After Jamycheal Mitchell was arrested for stealing $5 worth of snacks last April, a judge ordered the mentally ill Portsmouth, Va., man to be restored to competency at a state hospital so he could face trial.
But for four months Mitchell wasted away in a cell at the Hampton Roads Regional Jail. By the time the 24-year-old died Aug. 19, he was gaunt, sickly and had shed at least 36 pounds.
A final report released Monday by a state agency details why Mitchell never got the help he needed: His case fell into a bureaucratic black hole.
The internal audit by Virginia’s Department of Behavioral Health and Development Services (DBHDS) found fundamental lapses by various state employees handling Mitchell’s case and a long wait for beds for mentally ill inmates at some state hospitals.
The breakdowns occurred throughout the system. Most critically, the audit concluded that there was no indication that the court initially sent the judge’s order to the state hospital that was supposed to care for Mitchell.
And when Eastern State Hospital finally received the order three months later, an overwhelmed staff member put it in a drawer and failed to add him to the wait list for a bed, according to the audit.
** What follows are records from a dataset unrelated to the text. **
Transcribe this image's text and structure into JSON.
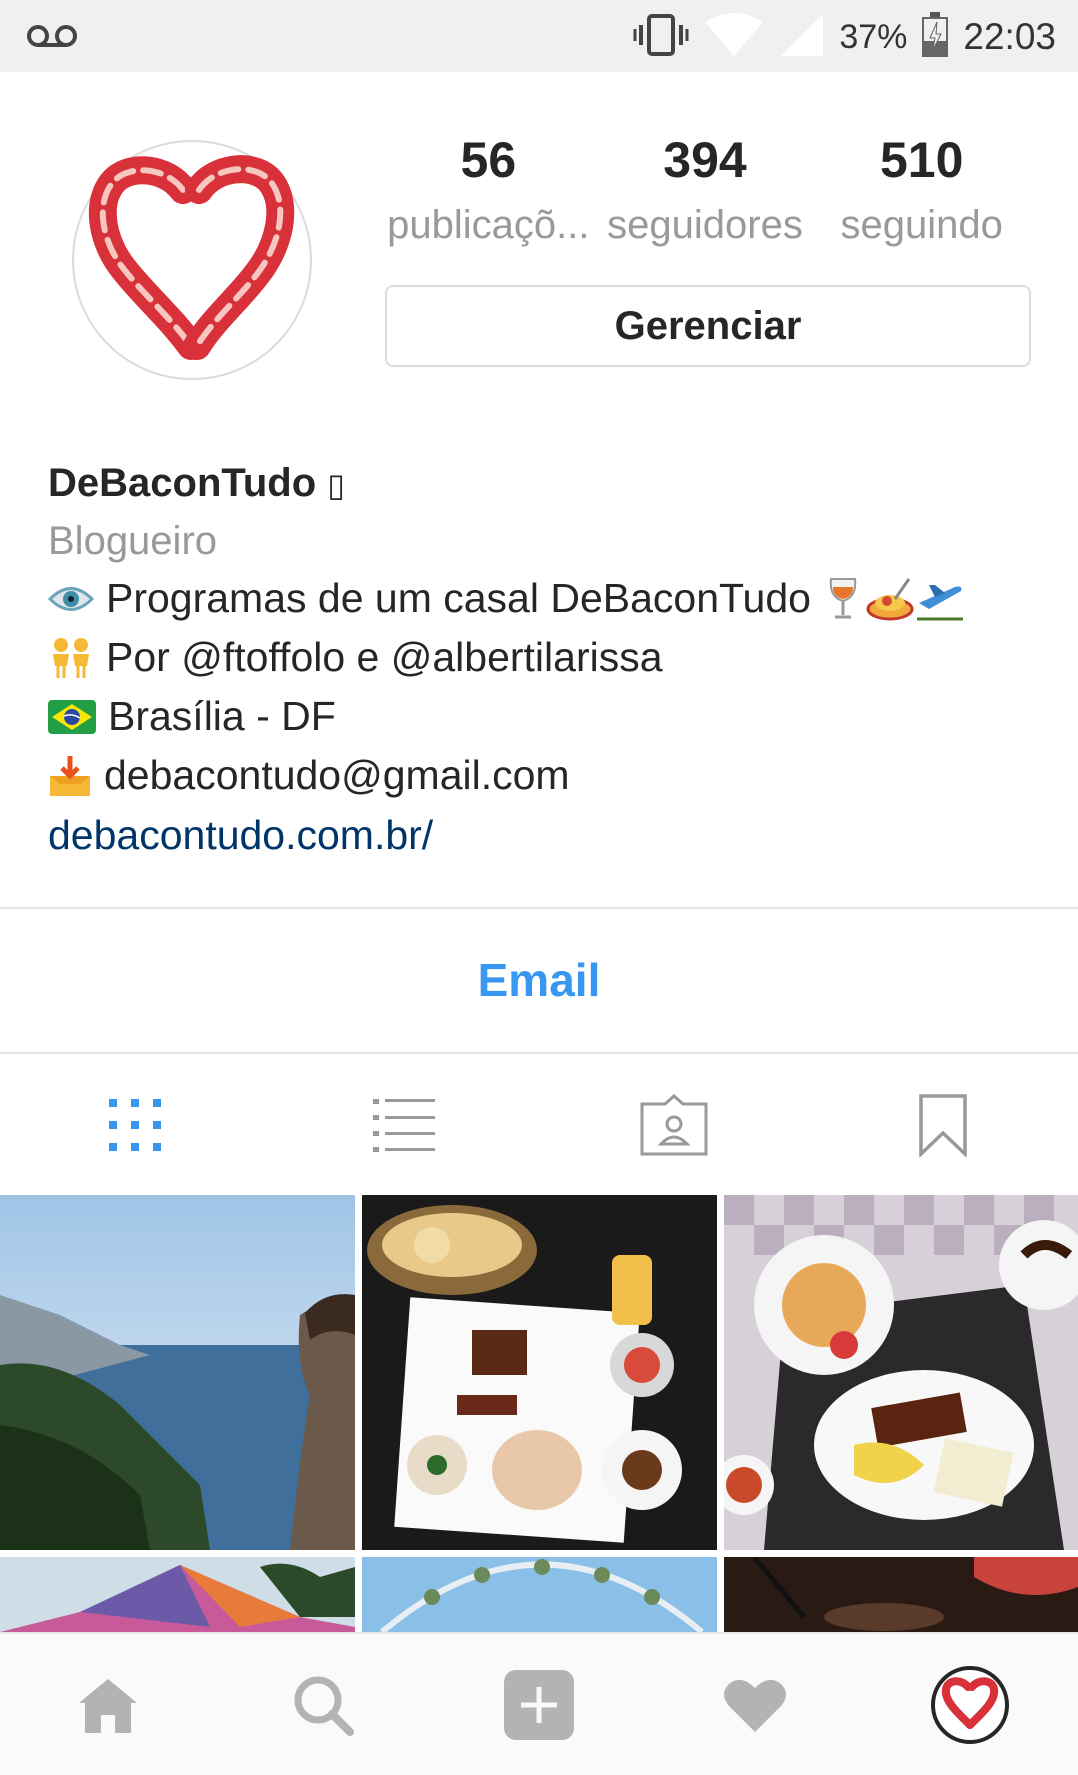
{
  "status_bar": {
    "voicemail_icon": "voicemail-icon",
    "battery_percent": "37%",
    "time": "22:03"
  },
  "profile": {
    "stats": [
      {
        "value": "56",
        "label": "publicaçõ..."
      },
      {
        "value": "394",
        "label": "seguidores"
      },
      {
        "value": "510",
        "label": "seguindo"
      }
    ],
    "manage_label": "Gerenciar",
    "name": "DeBaconTudo",
    "name_suffix": "▯",
    "category": "Blogueiro",
    "bio_lines": [
      "Programas de um casal DeBaconTudo",
      "Por @ftoffolo e @albertilarissa",
      "Brasília - DF",
      "debacontudo@gmail.com"
    ],
    "website": "debacontudo.com.br/",
    "email_button": "Email"
  },
  "colors": {
    "accent_blue": "#3897f0",
    "link_blue": "#003569",
    "bacon_red": "#d9313a"
  }
}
The order was not discovered again until five days after Mitchell’s death, along with restoration orders for 10 to 12 other mentally ill inmates who were also not included on the wait list.
And even if Mitchell had been added to the wait list, there was a backlog of dozens of mentally ill inmates who needed beds at Eastern State Hospital so they could be restored to competency to stand trial.
Source: The Washington Post | Justin Jouvenal